Another problem that strictly limits Turkish national team in terms of available talent is the lack of coaches. While it is a normal practice for a national team to hire a foreign coach, local coaches still must be in place. Firstly, to make sure that the national team doesn’t have any problems with staffing. Secondly, to guarantee that local talent has coaches who are highly interested in making them better.
The lack of coaches is a problem that makes Turkish football even more reliant on foreign labor force. A lot of clubs hire foreign coaches and fill their staff with non-domestic specialist. This makes it even harder for locals to take managerial spots and nurture local talent. The problem with coaches from abroad is that they are not tied to the local player base.
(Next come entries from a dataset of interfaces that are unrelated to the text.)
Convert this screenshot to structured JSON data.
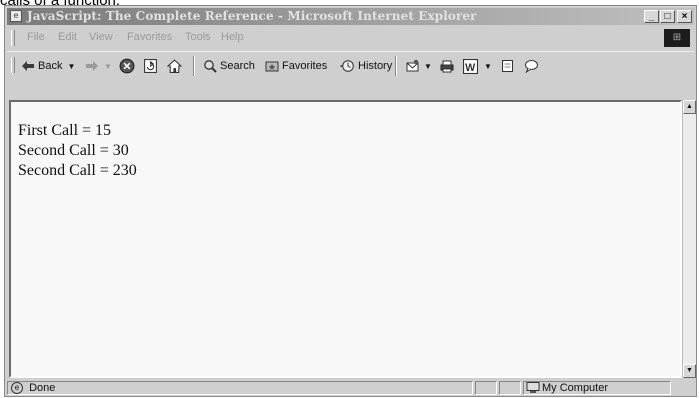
{
  "caption": "calls of a function.",
  "window": {
    "title": "JavaScript: The Complete Reference - Microsoft Internet Explorer",
    "controls": {
      "minimize": "_",
      "maximize": "□",
      "close": "×"
    }
  },
  "menu": {
    "items": [
      "File",
      "Edit",
      "View",
      "Favorites",
      "Tools",
      "Help"
    ]
  },
  "toolbar": {
    "back": "Back",
    "search": "Search",
    "favorites": "Favorites",
    "history": "History"
  },
  "content": {
    "lines": [
      "First Call = 15",
      "Second Call = 30",
      "Second Call = 230"
    ]
  },
  "status": {
    "text": "Done",
    "zone": "My Computer"
  }
}
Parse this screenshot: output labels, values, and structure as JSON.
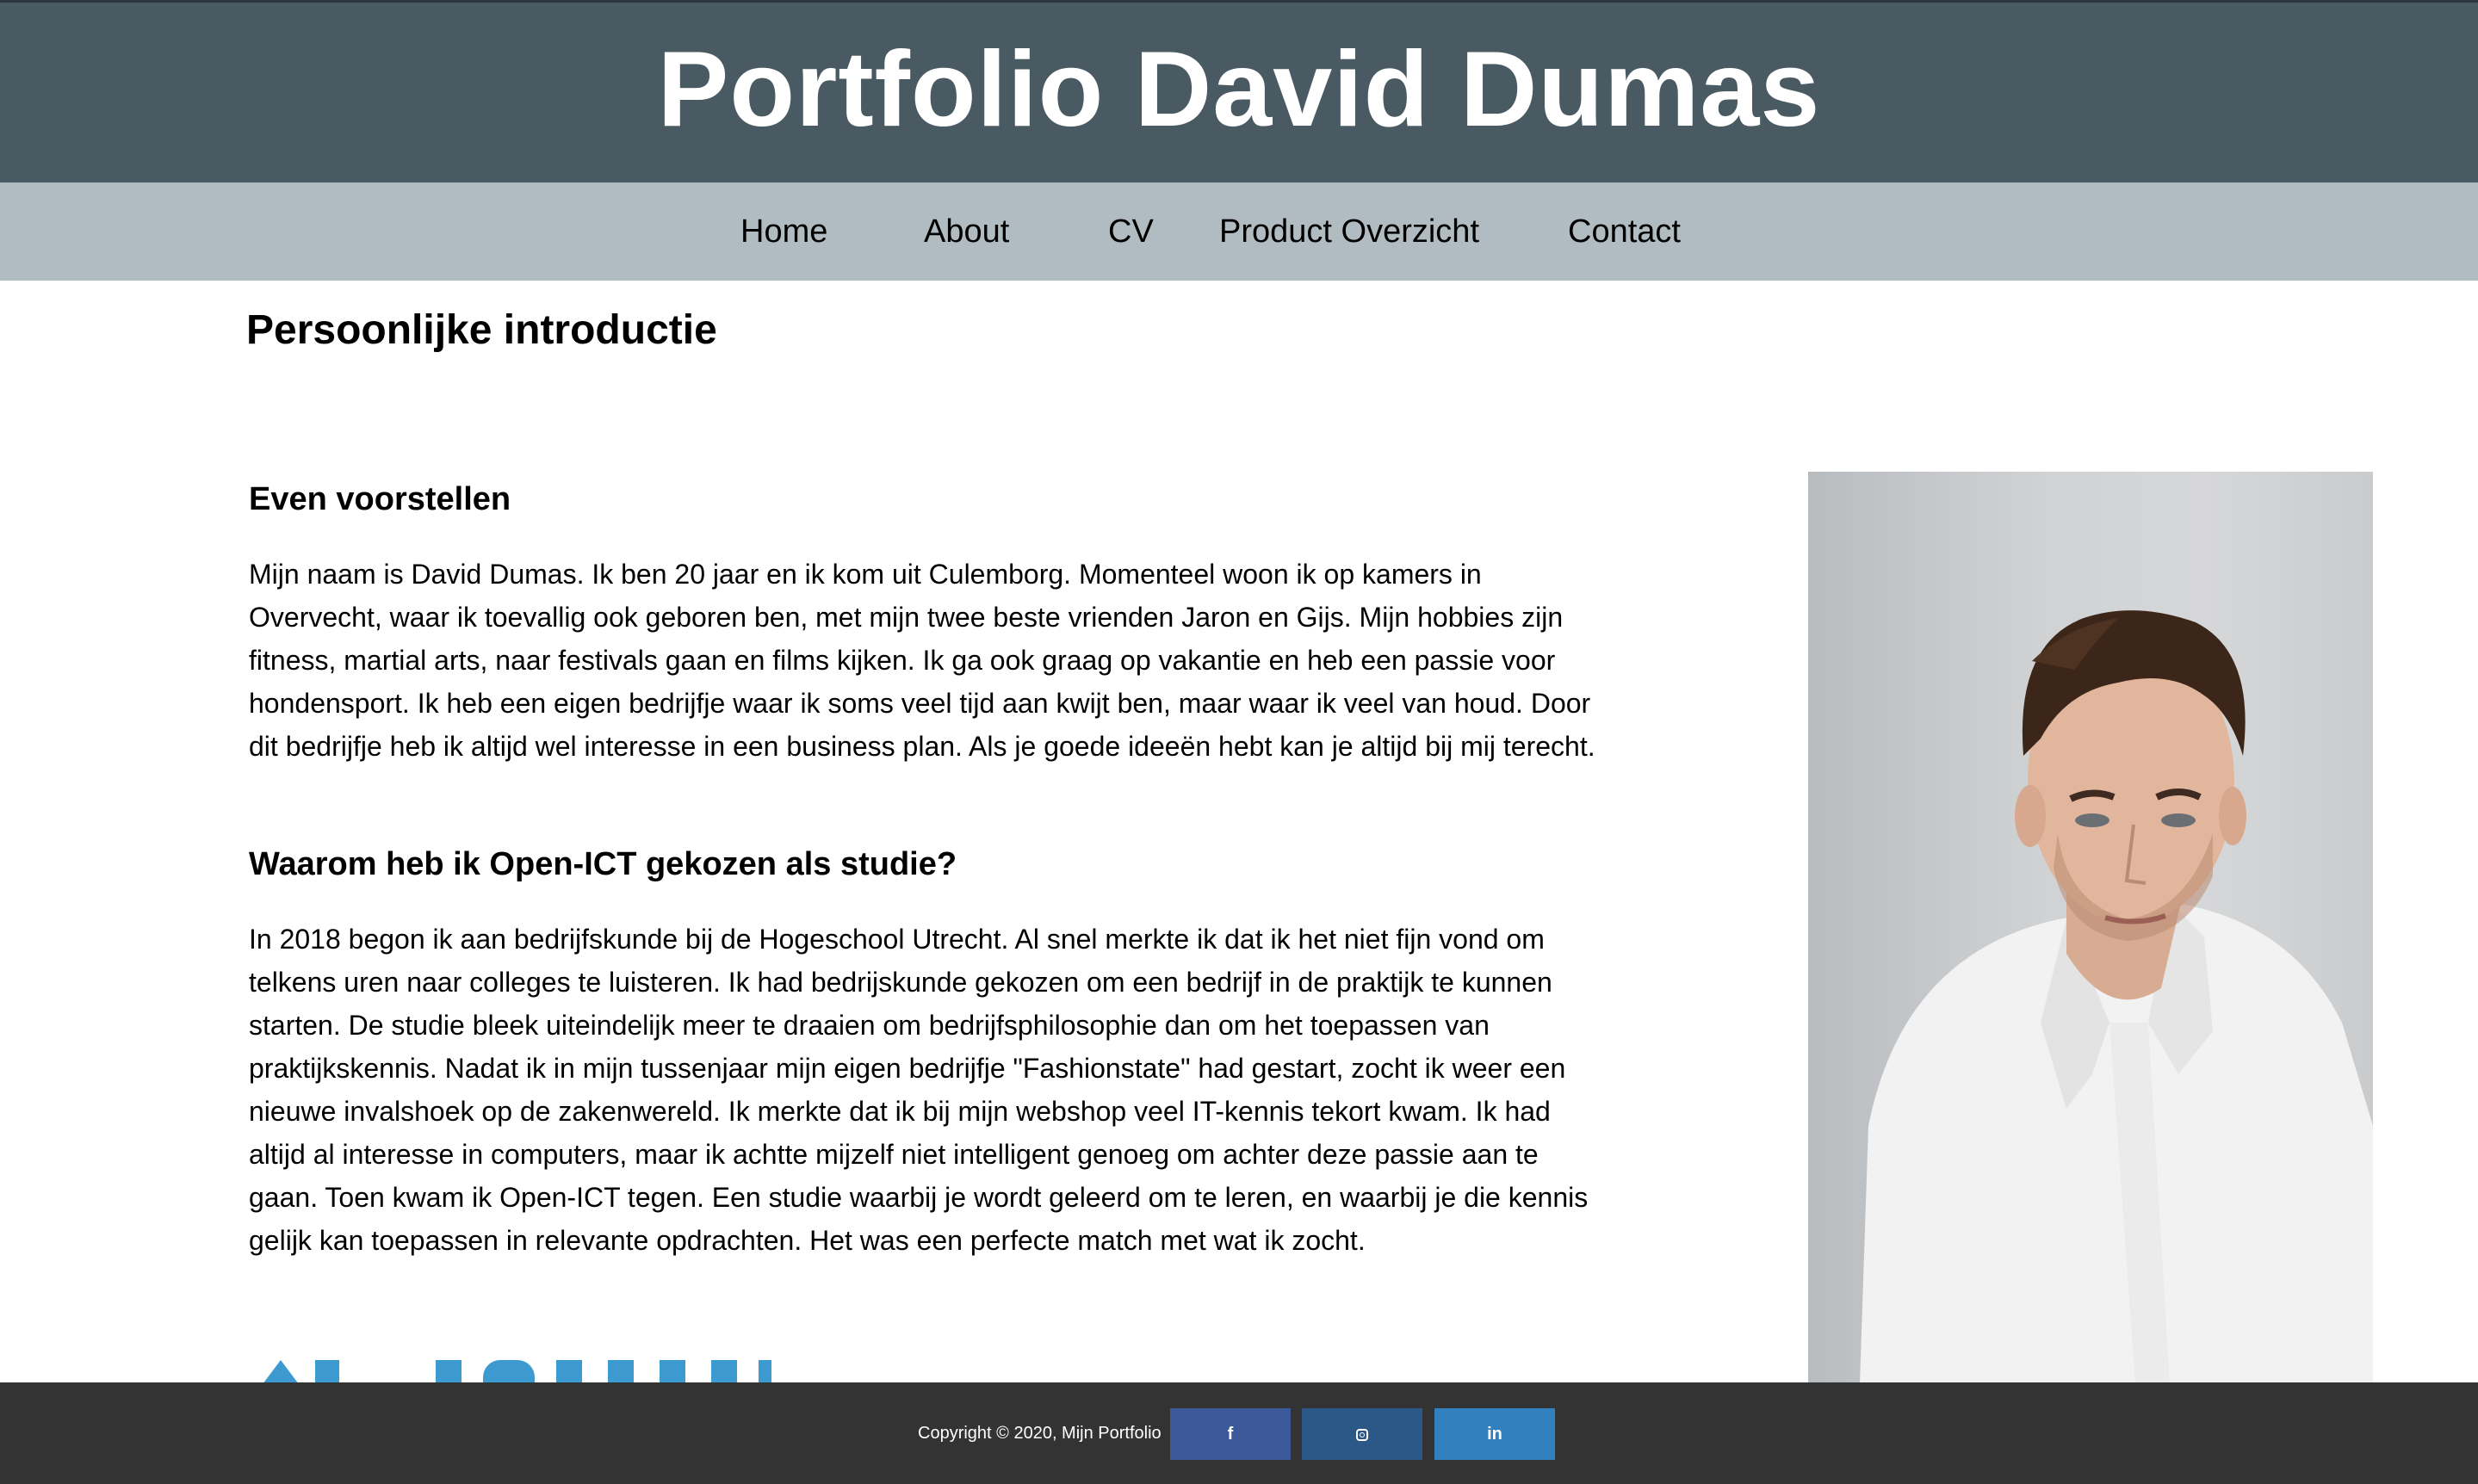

When their contract expires, they simply leave.
Is everything so bad?
Many professional clubs are changing their approach to running business. Some teams like Kayserispor are trying to invest money in creating better facilities and scout for local talent 24/7. This is a very good trend that should be soon picked up by other middle-pf-the-pack teams that often cannot afford hiring elite European stars. When something like this happens, there will be more space for local footballers.
Many top-tier clubs have great infrastructures and they need to channel their resources into establishing a nation-wide football infrastructure. This means creating a network of schools, focusing on youth, and making sure that the scouts are constantly looking for promising children that can be raised as football superstars.
The infrastructure is surely improving at a high pace. The government also shows its sympathy. Maybe, 10th position in the FIFA rating and not a bad showing in 2002 was enough to make the government more interested in making their people proud of their football team? The government will invest significant sums in developing football infrastructure and there were quite some investments throughout last decade. So the desire is here.
There are players who has shown particularly great results over the last 5 years. The Turkish national team is certainly not the strongest, but it has potential. As of right now, there are great young footballers who are playing for U17-U20 national teams. They are quite capable of playing on the highest levels of competition, but their time has yet to come and they may shine brightly during EURO 2020.
For example, we can mention a couple of names. Take Taskin Calis – a young versatile midfielder who is praised for his great adaptability and unmatched speed. He is fast, he knows how to make his feet work, and his versatility is more than famous all over Turkey. Another great name is Artun Akcakin, a very young goalie whose potential is still not explored completely. The list can go on for a while. There are great forwards, resultative strikers, and versatile midfielders, but they are young and have from little to know experience on the international level.
When this changes and if the team can qualify for the World Cup 2018, these players may receive enough experience to deliver a memorable performance at Euro 2020. Hakan Calhanoglu, Kerim Frei, Okay Yokuslu, Ibrahim Yilmaz, Burak Yilmaz, and many other names may soon enough be heard way beyond Turkey.
The chances are low that Turkey will show up big time during Euro 2020. As of right now, even their chances to qualify are questionable to say the least. Despite relatively high position in the global rankings, the Turkish national team still struggles when it comes to building a cohesive team with enough talent to compete against teams like Spain, Germany, and the likes.
Nonetheless, the amount of talent that is growing in Turkey right now is enormous. The Golden Age of Turkish football has not yet finished and we can definitely expect some surprising results, if this talent will not go downhill. Hopefully, we will see this team in the final stage of the World Cup in Russia. Then, we can start talking about Turkey and its chances to fire up the competition in Euro 2020.